::: Listed records

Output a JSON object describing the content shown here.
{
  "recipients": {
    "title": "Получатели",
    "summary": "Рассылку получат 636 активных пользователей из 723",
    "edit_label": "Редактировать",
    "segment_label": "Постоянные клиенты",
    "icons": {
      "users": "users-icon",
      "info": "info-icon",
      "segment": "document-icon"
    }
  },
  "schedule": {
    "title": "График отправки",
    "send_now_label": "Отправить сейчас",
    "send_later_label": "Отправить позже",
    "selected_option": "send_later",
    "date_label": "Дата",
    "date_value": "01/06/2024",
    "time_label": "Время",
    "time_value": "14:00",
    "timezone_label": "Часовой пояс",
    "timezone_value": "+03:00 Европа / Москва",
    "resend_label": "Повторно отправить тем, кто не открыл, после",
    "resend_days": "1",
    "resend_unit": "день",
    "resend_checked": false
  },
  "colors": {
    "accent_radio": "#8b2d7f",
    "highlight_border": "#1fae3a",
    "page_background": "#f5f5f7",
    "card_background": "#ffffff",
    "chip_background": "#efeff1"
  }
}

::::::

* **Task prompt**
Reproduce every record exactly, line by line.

* **Output of the task**
Output a JSON object describing the content shown here.
{
  "recipients": {
    "title": "Получатели",
    "summary": "Рассылку получат 636 активных пользователей из 723",
    "edit_label": "Редактировать",
    "segment_label": "Постоянные клиенты",
    "icons": {
      "users": "users-icon",
      "info": "info-icon",
      "segment": "document-icon"
    }
  },
  "schedule": {
    "title": "График отправки",
    "send_now_label": "Отправить сейчас",
    "send_later_label": "Отправить позже",
    "selected_option": "send_later",
    "date_label": "Дата",
    "date_value": "01/06/2024",
    "time_label": "Время",
    "time_value": "14:00",
    "timezone_label": "Часовой пояс",
    "timezone_value": "+03:00 Европа / Москва",
    "resend_label": "Повторно отправить тем, кто не открыл, после",
    "resend_days": "1",
    "resend_unit": "день",
    "resend_checked": false
  },
  "colors": {
    "accent_radio": "#8b2d7f",
    "highlight_border": "#1fae3a",
    "page_background": "#f5f5f7",
    "card_background": "#ffffff",
    "chip_background": "#efeff1"
  }
}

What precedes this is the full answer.